Much of Stevens’ research alluded to a developmental spurt that occurred in Alexandria after the Civil War.
“The late 1800s saw a growth spurt that moved north from King Street in response to businesses served by the railroads and economic recovery after the Civil War,” Stevens said. “I’ve seen the same names and real estate investment companies pop up over and over again in the deeds. I found myself saying, ‘Hello my old friend. I see you’re back.
Despite the intensive research work, which included lifting heavy books of historic deeds in addition to mental muscle strength, Stevens has an unwavering enthusiasm for these homes and the efforts of their owners to maintain and improve them.
“[I enjoyed] meet the owners and see how clearly the homes reflected their personality, interests and creativity,” Stevens said. “They have put their financial resources and themselves into beautiful and beloved spaces to share with Homes Tour participants.”
An innovative green house
While the majority of the homes on the tour are historic, one of the properties is completely new and state of the art. It is part of Cromley Row, a Leadership in Energy and Environmental Design (LEED) certified townhouse development.
LEED certification is a third-party rating system developed by the United States Green Building Council (USGBC). It assesses whether homes meet green living standards.
“The important thing to understand is that when you call something green it has to mean something and it’s not greenwashing,” said Bill Cromley, the architect who designed Cromley Row.
Cromley added that LEED certification is not just about the more obvious environmental factors such as efficient insulation and energy consumption.
“It’s not just the durability,” Cromley said. “It’s the health and safety of the house. There are mental health credits to create a connection between the outside and the inside. It also takes into account the workers and residents who move into the houses with regard to the fumes from glues and paints.
Some of the features of the home include a rainwater filtration system, geothermal heating and cooling, non-toxic carpets and paints, and a bright, open floor plan.
“It’s not just how a house looks, but how you feel as you move through space,” Cromley said. “A high window-to-wall ratio creates a connection to nature that can make you calmer and therefore healthier.”
In addition to its green features, the Cromley Row home on the tour is filled with its owner’s artistic touches, including original paintings, sculptures and decorative designs.
Although the house itself is not historic, it is on historic land, which the owner was well aware of when she purchased the house. According to Stevens, on her first visit, “she walked to the end of the property and laid yellow flowers to honor the people who were there before her.”

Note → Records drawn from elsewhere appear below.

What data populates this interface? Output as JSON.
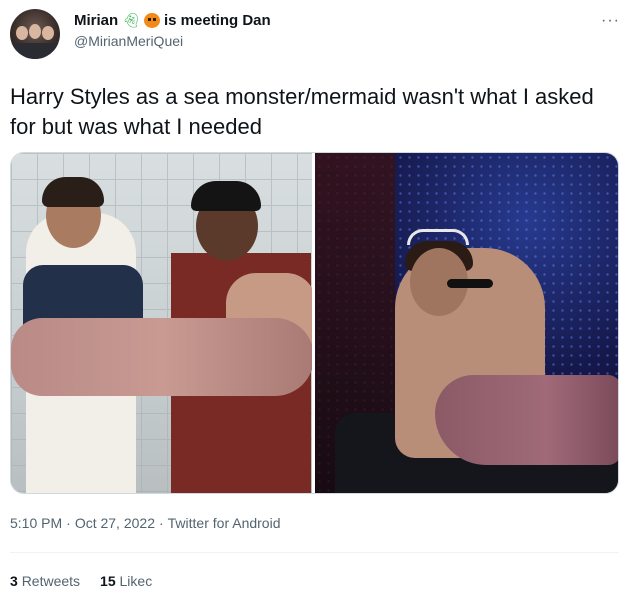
{
  "author": {
    "display_name": "Mirian",
    "status": "is meeting Dan",
    "handle": "@MirianMeriQuei",
    "emojis": [
      "ghost-emoji",
      "pumpkin-emoji"
    ]
  },
  "tweet": {
    "text": "Harry Styles as a sea monster/mermaid wasn't what I asked for but was what I needed",
    "time": "5:10 PM",
    "date": "Oct 27, 2022",
    "source": "Twitter for Android",
    "separator": "·"
  },
  "stats": {
    "retweets_count": "3",
    "retweets_label": "Retweets",
    "likes_count": "15",
    "likes_label": "Likeс"
  },
  "icons": {
    "more": "more-options-icon"
  },
  "colors": {
    "text_primary": "#0f1419",
    "text_secondary": "#536471",
    "divider": "#eff3f4"
  }
}
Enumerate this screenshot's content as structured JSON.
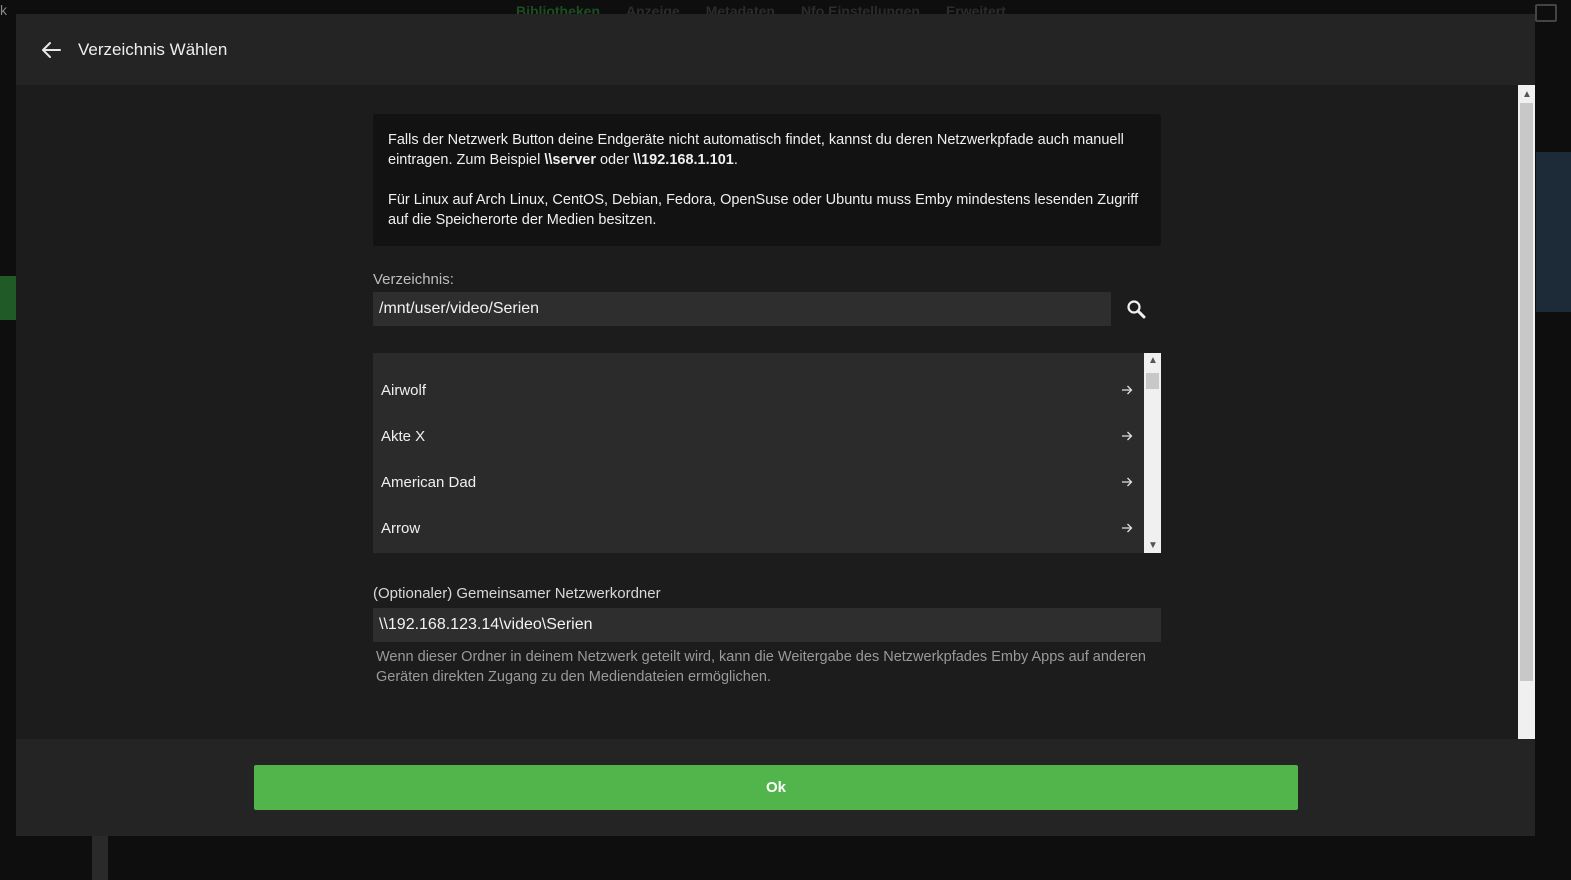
{
  "background": {
    "k_letter": "k",
    "tabs": [
      "Bibliotheken",
      "Anzeige",
      "Metadaten",
      "Nfo Einstellungen",
      "Erweitert"
    ]
  },
  "dialog": {
    "title": "Verzeichnis Wählen",
    "back_icon": "arrow-left-icon",
    "info": {
      "p1_before": "Falls der Netzwerk Button deine Endgeräte nicht automatisch findet, kannst du deren Netzwerkpfade auch manuell eintragen. Zum Beispiel ",
      "p1_example1": "\\\\server",
      "p1_mid": " oder ",
      "p1_example2": "\\\\192.168.1.101",
      "p1_end": ".",
      "p2": "Für Linux auf Arch Linux, CentOS, Debian, Fedora, OpenSuse oder Ubuntu muss Emby mindestens lesenden Zugriff auf die Speicherorte der Medien besitzen."
    },
    "directory": {
      "label": "Verzeichnis:",
      "value": "/mnt/user/video/Serien",
      "search_icon": "search-icon"
    },
    "folders": [
      "Airwolf",
      "Akte X",
      "American Dad",
      "Arrow"
    ],
    "share": {
      "label": "(Optionaler) Gemeinsamer Netzwerkordner",
      "value": "\\\\192.168.123.14\\video\\Serien",
      "help": "Wenn dieser Ordner in deinem Netzwerk geteilt wird, kann die Weitergabe des Netzwerkpfades Emby Apps auf anderen Geräten direkten Zugang zu den Mediendateien ermöglichen."
    },
    "ok_label": "Ok"
  },
  "colors": {
    "accent": "#52b54b",
    "dialog_bg": "#1c1c1c",
    "header_bg": "#242424",
    "input_bg": "#2e2e2e"
  }
}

Finding your home
The story bug is contagious, and many Alexandria residents are becoming experts in local history. Learning about the background of a neighbor’s home may inspire some to delve into the roots of their own home.

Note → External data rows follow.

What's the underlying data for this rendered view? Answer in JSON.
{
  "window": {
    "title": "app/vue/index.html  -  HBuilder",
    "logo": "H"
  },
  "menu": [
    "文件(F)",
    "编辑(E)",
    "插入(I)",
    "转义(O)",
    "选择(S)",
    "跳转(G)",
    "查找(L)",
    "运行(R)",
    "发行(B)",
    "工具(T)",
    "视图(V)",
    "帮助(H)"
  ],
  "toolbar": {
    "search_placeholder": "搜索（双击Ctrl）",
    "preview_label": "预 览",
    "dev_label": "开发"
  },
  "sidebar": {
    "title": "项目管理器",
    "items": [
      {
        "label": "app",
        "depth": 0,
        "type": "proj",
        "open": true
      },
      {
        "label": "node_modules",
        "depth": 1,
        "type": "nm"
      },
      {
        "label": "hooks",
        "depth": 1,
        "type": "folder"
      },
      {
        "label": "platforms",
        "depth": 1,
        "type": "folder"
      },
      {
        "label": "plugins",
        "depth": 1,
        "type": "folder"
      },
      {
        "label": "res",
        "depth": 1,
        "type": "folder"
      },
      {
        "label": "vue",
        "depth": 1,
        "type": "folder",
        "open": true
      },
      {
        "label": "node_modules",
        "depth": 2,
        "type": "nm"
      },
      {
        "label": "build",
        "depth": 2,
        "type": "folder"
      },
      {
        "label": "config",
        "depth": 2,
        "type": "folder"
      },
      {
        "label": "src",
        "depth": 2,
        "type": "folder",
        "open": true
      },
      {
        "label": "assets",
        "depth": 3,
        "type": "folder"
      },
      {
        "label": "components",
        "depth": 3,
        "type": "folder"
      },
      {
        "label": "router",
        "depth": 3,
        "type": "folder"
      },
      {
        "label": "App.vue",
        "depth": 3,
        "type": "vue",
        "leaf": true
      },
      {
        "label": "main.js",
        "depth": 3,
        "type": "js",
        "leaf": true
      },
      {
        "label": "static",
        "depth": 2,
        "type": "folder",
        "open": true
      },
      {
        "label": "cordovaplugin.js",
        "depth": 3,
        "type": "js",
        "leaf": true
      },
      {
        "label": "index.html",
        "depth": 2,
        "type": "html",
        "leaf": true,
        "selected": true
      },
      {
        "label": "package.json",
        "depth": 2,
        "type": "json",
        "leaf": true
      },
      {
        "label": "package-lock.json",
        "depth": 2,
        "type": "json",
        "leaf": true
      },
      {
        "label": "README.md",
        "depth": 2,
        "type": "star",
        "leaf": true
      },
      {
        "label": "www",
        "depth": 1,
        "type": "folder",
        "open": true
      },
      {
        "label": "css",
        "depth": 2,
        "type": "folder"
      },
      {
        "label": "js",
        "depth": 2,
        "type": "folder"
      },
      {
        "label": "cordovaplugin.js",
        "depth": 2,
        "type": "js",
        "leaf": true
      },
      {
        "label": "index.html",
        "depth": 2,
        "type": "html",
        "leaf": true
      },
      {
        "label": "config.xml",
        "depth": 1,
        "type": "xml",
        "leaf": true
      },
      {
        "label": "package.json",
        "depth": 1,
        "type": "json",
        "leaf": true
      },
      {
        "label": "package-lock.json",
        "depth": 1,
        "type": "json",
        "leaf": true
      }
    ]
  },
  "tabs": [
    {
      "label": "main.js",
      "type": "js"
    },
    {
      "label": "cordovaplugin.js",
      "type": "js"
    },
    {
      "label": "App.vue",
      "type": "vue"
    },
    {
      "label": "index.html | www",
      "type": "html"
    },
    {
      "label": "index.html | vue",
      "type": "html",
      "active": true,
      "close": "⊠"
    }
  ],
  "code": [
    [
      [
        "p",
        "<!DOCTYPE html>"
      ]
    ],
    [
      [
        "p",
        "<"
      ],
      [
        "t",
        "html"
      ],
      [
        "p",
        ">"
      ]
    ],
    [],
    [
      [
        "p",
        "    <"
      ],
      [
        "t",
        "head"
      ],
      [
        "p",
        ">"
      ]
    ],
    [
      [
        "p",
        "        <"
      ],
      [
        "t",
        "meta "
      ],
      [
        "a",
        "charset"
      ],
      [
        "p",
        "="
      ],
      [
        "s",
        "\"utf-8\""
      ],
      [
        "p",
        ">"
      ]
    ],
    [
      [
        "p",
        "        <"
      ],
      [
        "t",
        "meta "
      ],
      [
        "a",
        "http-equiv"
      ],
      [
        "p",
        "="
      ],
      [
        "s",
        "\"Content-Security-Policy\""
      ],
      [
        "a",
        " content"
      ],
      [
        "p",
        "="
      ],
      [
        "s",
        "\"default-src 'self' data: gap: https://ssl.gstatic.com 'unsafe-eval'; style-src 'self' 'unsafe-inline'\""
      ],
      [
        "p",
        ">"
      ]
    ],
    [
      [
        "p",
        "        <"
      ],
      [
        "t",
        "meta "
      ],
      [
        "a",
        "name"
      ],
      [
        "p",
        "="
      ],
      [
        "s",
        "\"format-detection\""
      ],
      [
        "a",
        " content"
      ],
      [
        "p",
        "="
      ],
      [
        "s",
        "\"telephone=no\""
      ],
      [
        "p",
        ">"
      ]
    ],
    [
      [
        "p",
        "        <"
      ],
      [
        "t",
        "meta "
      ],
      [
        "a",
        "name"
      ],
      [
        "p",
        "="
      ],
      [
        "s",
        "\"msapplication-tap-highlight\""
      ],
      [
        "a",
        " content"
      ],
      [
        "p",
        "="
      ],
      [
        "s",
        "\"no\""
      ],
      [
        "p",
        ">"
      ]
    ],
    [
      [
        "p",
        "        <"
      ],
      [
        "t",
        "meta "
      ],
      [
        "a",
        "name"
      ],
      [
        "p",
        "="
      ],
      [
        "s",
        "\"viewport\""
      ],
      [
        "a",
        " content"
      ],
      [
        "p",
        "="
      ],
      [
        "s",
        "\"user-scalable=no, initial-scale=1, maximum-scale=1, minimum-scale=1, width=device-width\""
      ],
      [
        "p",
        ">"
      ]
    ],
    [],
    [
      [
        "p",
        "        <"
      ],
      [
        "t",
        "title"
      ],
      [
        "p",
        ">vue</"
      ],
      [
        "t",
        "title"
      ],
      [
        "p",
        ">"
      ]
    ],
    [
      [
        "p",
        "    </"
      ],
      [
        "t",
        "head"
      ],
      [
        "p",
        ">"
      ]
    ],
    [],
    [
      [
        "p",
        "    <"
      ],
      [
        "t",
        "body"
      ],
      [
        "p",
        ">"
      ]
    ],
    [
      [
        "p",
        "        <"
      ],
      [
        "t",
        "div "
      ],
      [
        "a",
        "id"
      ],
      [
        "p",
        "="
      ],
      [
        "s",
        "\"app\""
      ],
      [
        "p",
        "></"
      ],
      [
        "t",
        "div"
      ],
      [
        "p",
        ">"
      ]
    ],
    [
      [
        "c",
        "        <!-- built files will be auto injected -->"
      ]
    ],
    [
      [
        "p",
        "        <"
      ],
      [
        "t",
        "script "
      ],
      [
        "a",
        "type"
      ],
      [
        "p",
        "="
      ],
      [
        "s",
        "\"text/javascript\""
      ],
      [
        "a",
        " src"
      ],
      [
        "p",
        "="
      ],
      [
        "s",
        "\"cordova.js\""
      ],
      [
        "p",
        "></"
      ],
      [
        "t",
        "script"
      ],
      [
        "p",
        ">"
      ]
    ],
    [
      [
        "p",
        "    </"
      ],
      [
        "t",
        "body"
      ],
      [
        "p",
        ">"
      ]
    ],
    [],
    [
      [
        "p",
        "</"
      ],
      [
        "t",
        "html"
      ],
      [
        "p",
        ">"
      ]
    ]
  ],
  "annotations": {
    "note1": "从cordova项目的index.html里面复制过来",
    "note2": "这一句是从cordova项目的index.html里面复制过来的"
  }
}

While Stevens has used her professional expertise to investigate the houses on the tour, she encourages everyone to do their own digs. She recommends starting in the Special Collections Room of the Barrett Branch of the Alexandria Library, where she did much of her own research.
“Office staff are very willing to help and show you how to navigate online files, books and microfilm,” Stevens said. “It’s actually fun and you find yourself feeling a connection to the people who lived in the houses a century or more ago.”
Alexandria is known for its cobblestone streets, brick sidewalks, waterfront views, and historic homes, from stately 19th-century Victorians to funky turn-of-the-century craftsmen. Ultimately, the home tour is a way for residents of Alexandria to celebrate the efforts they have made to maintain such a beautiful and welcoming hometown.
“When people care about their homes and their neighbors, a region thrives,” Stevens said. “The interiors of the houses may change, but retaining the character of the exterior of the house brings a particular consistency and quality to Alexandria.”